[¶23.] The settlement agreement provides in pertinent part:
"As full settlement of this matter, the parties agree as follows:
"1. [Rocky Mountain has] paid unto [UAP] the sum of $25,000.00 * * *.
"2. [RockyMountain] shall permit judgment in the amount of $15,000.00 to be entered on [UAP's] Complaint.
"3. [RockyMountain has] assigned all [its] accounts receivable * * * unto [UAP], which is now the holder of the accounts. [RockyMountain] shall have the obligation and will pursue good faith efforts to collect all the accounts receivable with all amounts collected being immediately delivered to [UAP]. [RockyMountain] shall receive a credit against the $15,000.00 judgment entered pursuant to [P]aragraph 2, equal to 20% of any amount collected and delivered. * * *
"[RockyMountain] will obtain and sell for the benefit of [UAP] all that inventory and merchandise now held by Jim Rumrey located in Riverton, Wyoming. All amounts received shall be immediately delivered to [UAP]. [RockyMountain] shall receive a credit against the $15,000.00 judgment entered pursuant to Paragraph 2, equal to 20% of any amount collected and delivered.

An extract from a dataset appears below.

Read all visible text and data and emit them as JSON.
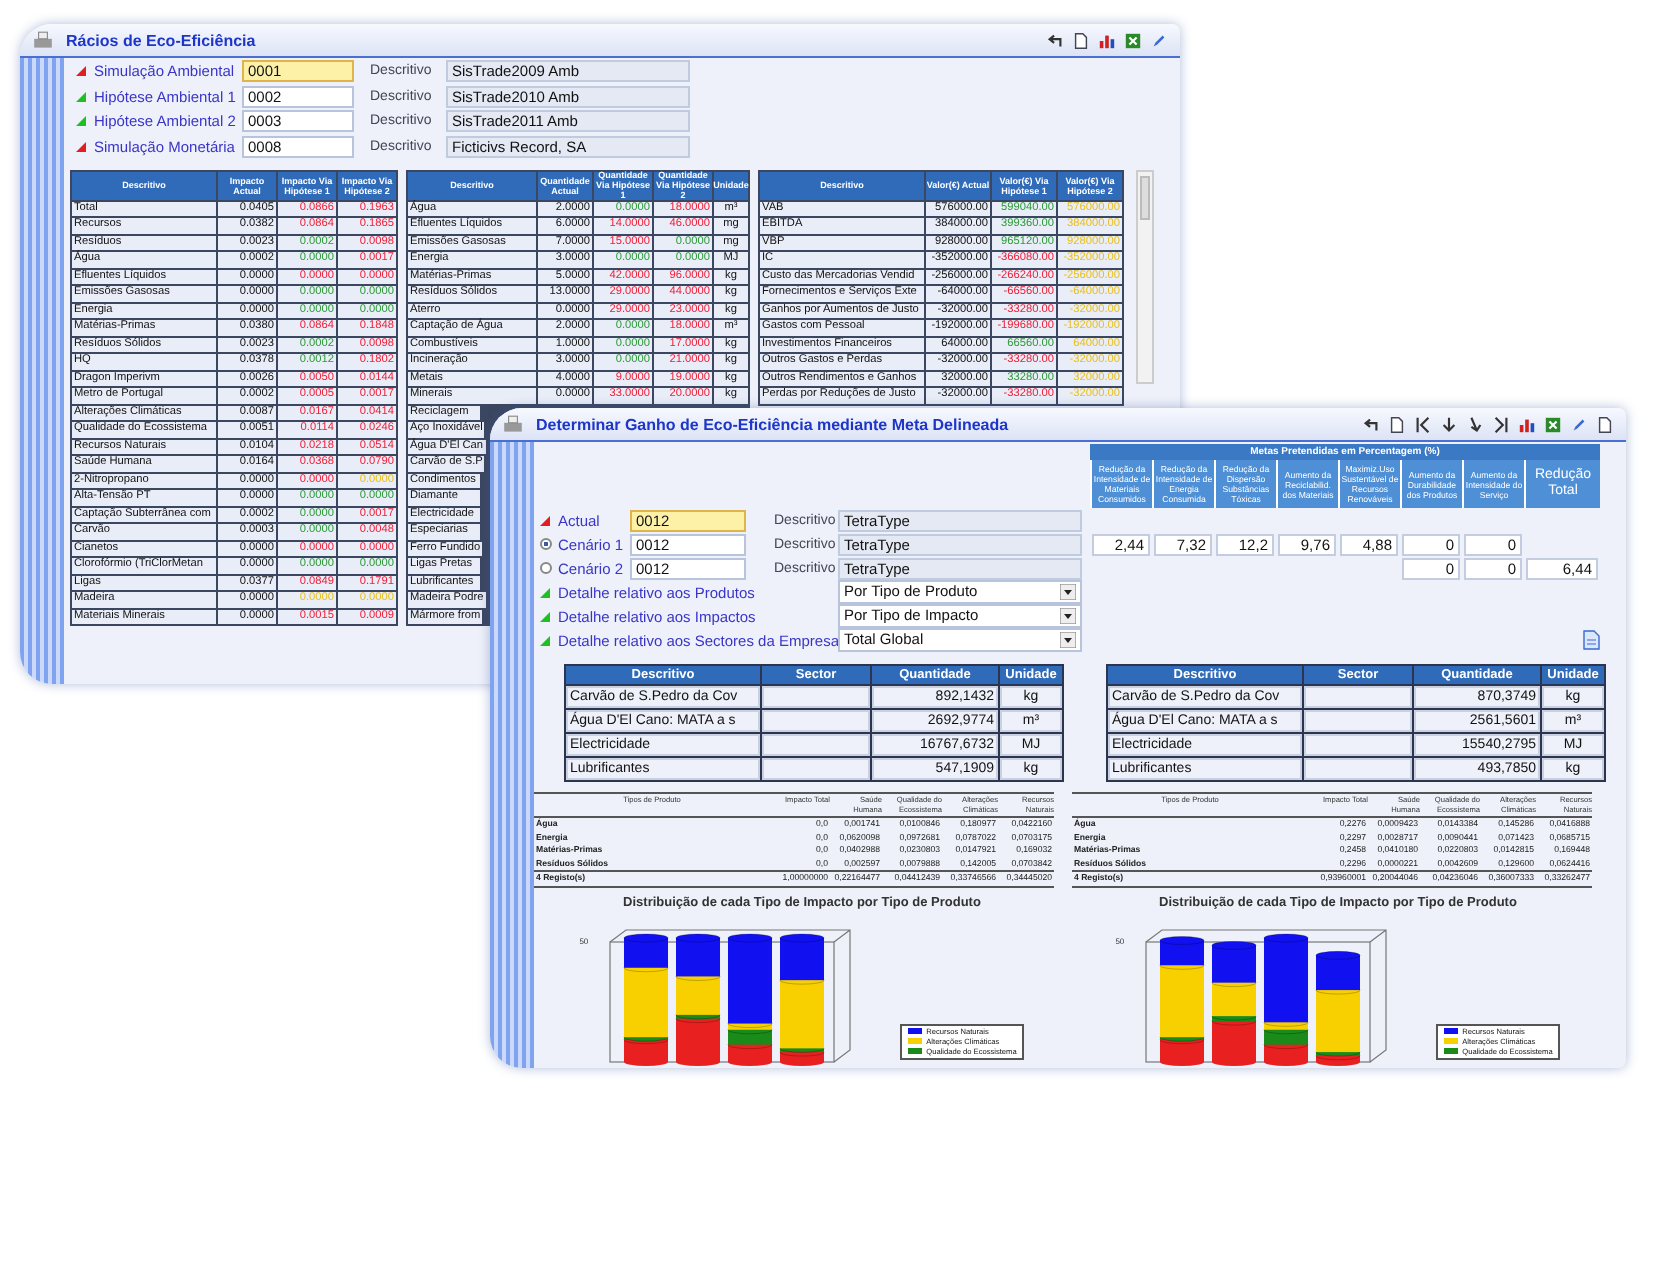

"[4. Rocky Mountain] will provide all required assistance to [UAP] in that case now pending in this Court as Civil Action No. 17-206 wherein O's Gold Seed Company is named as Plaintiff and Rocky Mountain Feed & Grain, Inc., and United Agri Products Financial Services, Inc., are named as Defendants. If requested the individual Defendants shall appear as witnesses on behalf of United Agri Products Financial Services, Inc., in said case."
It has been said:

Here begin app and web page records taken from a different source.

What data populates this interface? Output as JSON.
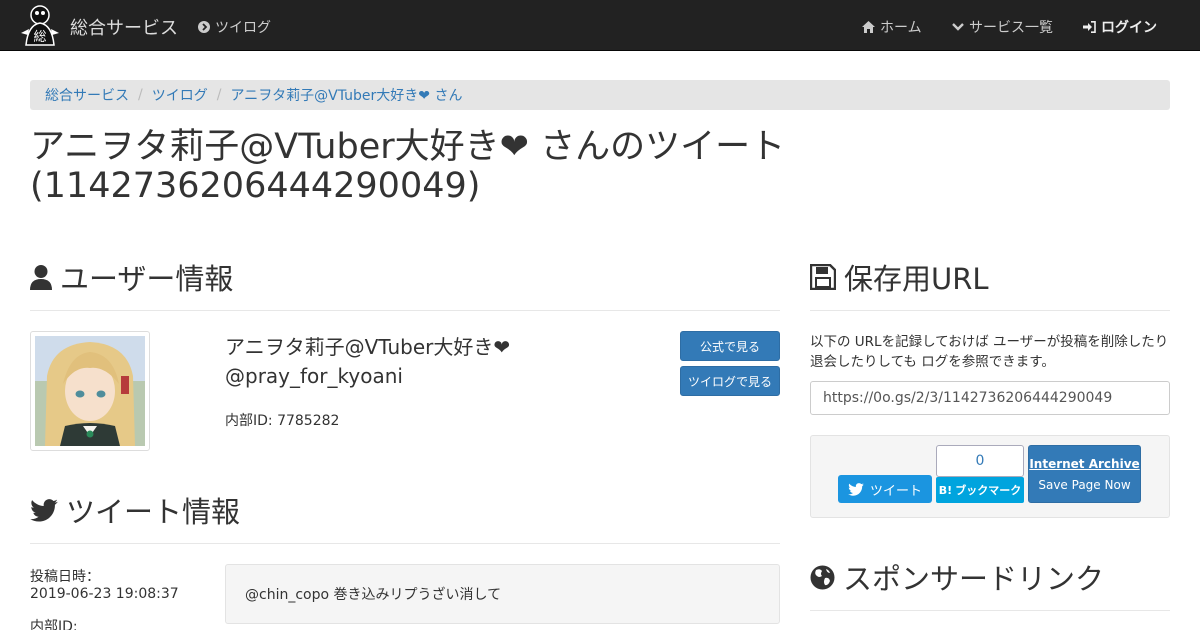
{
  "navbar": {
    "logo_text": "総",
    "brand": "総合サービス",
    "twilog_link": "ツイログ",
    "home": "ホーム",
    "services": "サービス一覧",
    "login": "ログイン"
  },
  "breadcrumb": [
    "総合サービス",
    "ツイログ",
    "アニヲタ莉子@VTuber大好き❤ さん"
  ],
  "page_title": "アニヲタ莉子@VTuber大好き❤ さんのツイート (1142736206444290049)",
  "user_section": {
    "heading": "ユーザー情報",
    "name": "アニヲタ莉子@VTuber大好き❤",
    "handle": "@pray_for_kyoani",
    "internal_id": "内部ID: 7785282",
    "btn_official": "公式で見る",
    "btn_twilog": "ツイログで見る"
  },
  "tweet_section": {
    "heading": "ツイート情報",
    "posted_label": "投稿日時：",
    "posted_value": "2019-06-23 19:08:37",
    "internal_id_label": "内部ID:",
    "text": "@chin_copo 巻き込みリプうざい消して"
  },
  "save_section": {
    "heading": "保存用URL",
    "description": "以下の URLを記録しておけば ユーザーが投稿を削除したり 退会したりしても ログを参照できます。",
    "url": "https://0o.gs/2/3/1142736206444290049"
  },
  "share": {
    "tweet_button": "ツイート",
    "hatena_count": "0",
    "hatena_label": "ブックマーク",
    "hatena_mark": "B!",
    "ia_title": "Internet Archive",
    "ia_action": "Save Page Now"
  },
  "sponsor_section": {
    "heading": "スポンサードリンク"
  },
  "colors": {
    "navbar_bg": "#222222",
    "link": "#337ab7",
    "primary_button": "#337ab7",
    "twitter": "#1b95e0",
    "hatena": "#00a4de"
  }
}
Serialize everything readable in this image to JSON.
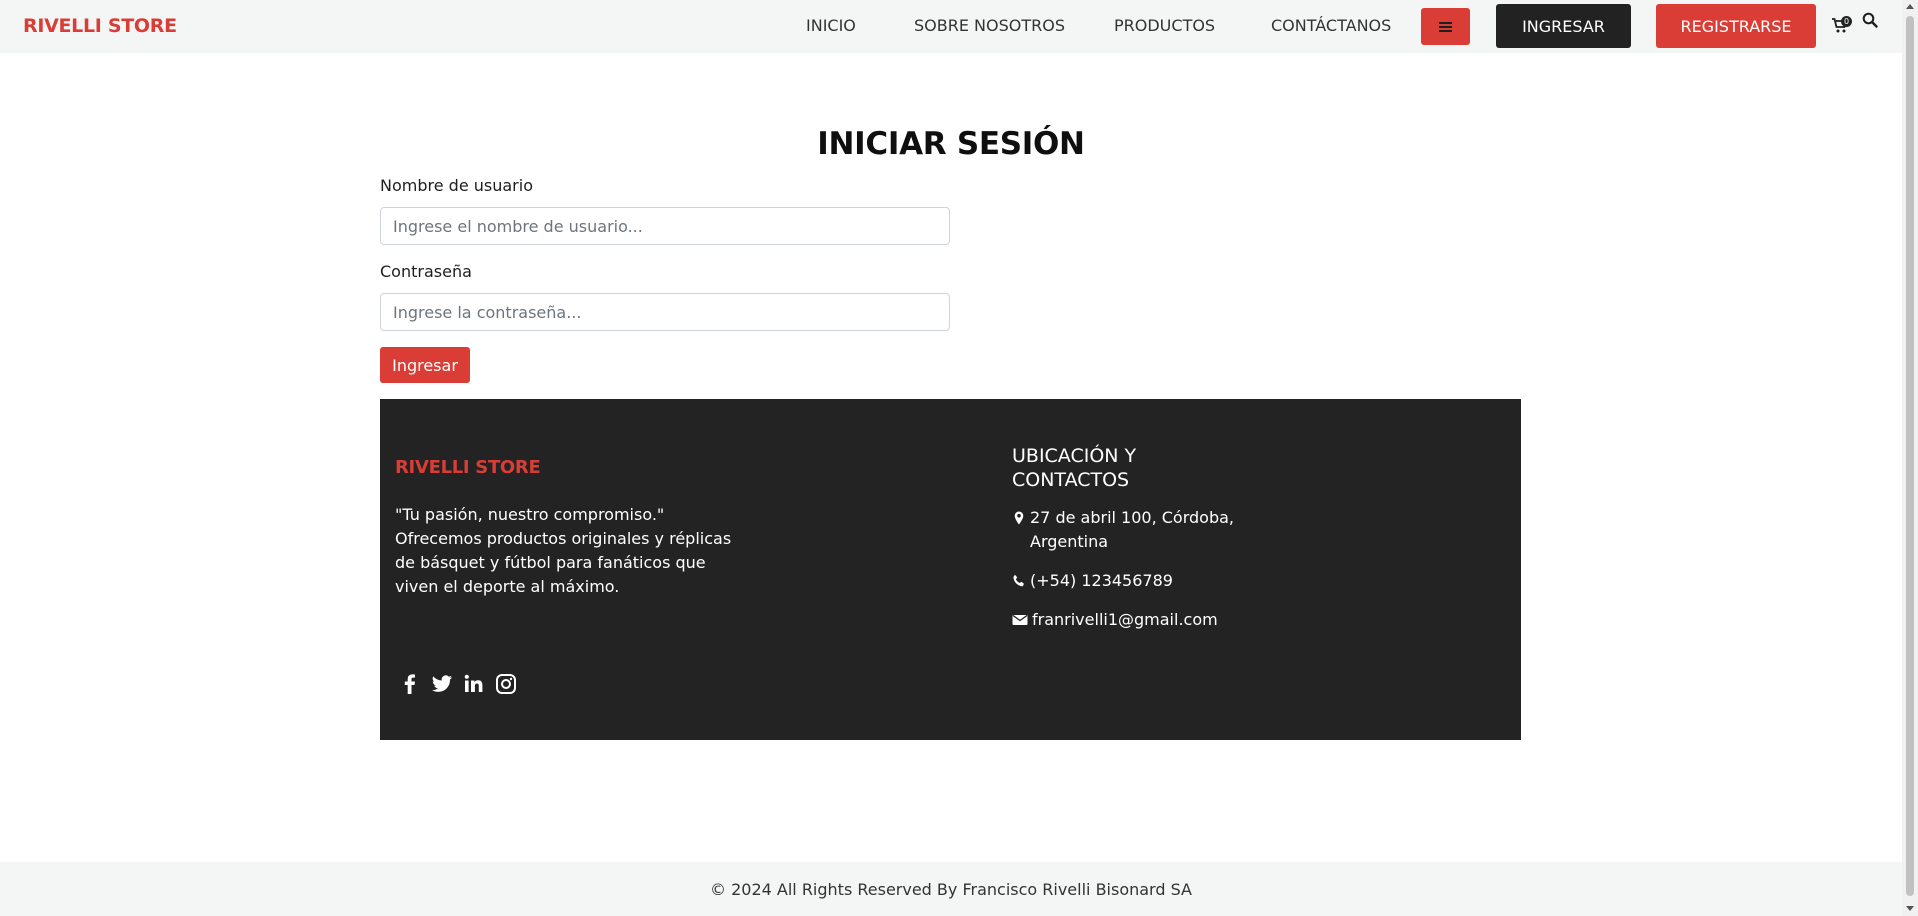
{
  "header": {
    "brand": "RIVELLI STORE",
    "nav": [
      {
        "label": "INICIO"
      },
      {
        "label": "SOBRE NOSOTROS"
      },
      {
        "label": "PRODUCTOS"
      },
      {
        "label": "CONTÁCTANOS"
      }
    ],
    "login_label": "INGRESAR",
    "register_label": "REGISTRARSE",
    "cart_count": "0",
    "icons": {
      "menu": "hamburger-menu-icon",
      "cart": "shopping-cart-icon",
      "search": "search-icon"
    }
  },
  "login": {
    "title": "INICIAR SESIÓN",
    "username_label": "Nombre de usuario",
    "username_placeholder": "Ingrese el nombre de usuario...",
    "username_value": "",
    "password_label": "Contraseña",
    "password_placeholder": "Ingrese la contraseña...",
    "password_value": "",
    "submit_label": "Ingresar"
  },
  "footer": {
    "brand": "RIVELLI STORE",
    "description": "\"Tu pasión, nuestro compromiso.\" Ofrecemos productos originales y réplicas de básquet y fútbol para fanáticos que viven el deporte al máximo.",
    "social_icons": [
      "facebook-icon",
      "twitter-icon",
      "linkedin-icon",
      "instagram-icon"
    ],
    "contact_title": "UBICACIÓN Y CONTACTOS",
    "address": "27 de abril 100, Córdoba, Argentina",
    "phone": "(+54) 123456789",
    "email": "franrivelli1@gmail.com"
  },
  "bottom": {
    "copyright": "© 2024 All Rights Reserved By Francisco Rivelli Bisonard SA"
  },
  "colors": {
    "accent": "#da3d35",
    "dark": "#232323",
    "header_bg": "#f4f6f6"
  }
}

"[A settlement] agreement is conclusive only as to those matters which the parties have fairly intended to include within its terms * * *." 15A C.J.S., Compromise and Settlement § 27 at 235-36 (1967).
"[I]f the alleged settlement is tentative and conditional on the result of some subsequent act or event, it is not conclusive." Id., § 26 at 235.
"As a general rule, * * * third persons not parties to a * * * settlement are not entitled to any of the benefits arising therefrom, and cannot set up as a bar to an action against them a settlement not made for their benefit, and to which they were not privies." Id., § 24 at 228-29.
Applying these rules to the present case, we find that the settlement agreement did not extinguish UAP's claim to the seed held by O's Gold. It simply cannot be said that UAP and RockyMountain fairly intended that the agreement be conclusive as to the seed which was the subject of the action filed by O's Gold. The settlement agreement clearly contemplated that, with the assistance of RockyMountain, UAP would continue to assert its right to the seed in the action filed by O's Gold. In addition, because O's Gold was not a party to the settlement, we find that it is not entitled to claim that the settlement agreement extinguished UAP's claim to the seed.
[¶24.] Reversed and remanded for further proceedings consistent with this opinion.
1 Section 11-12-105, W.S. 1977.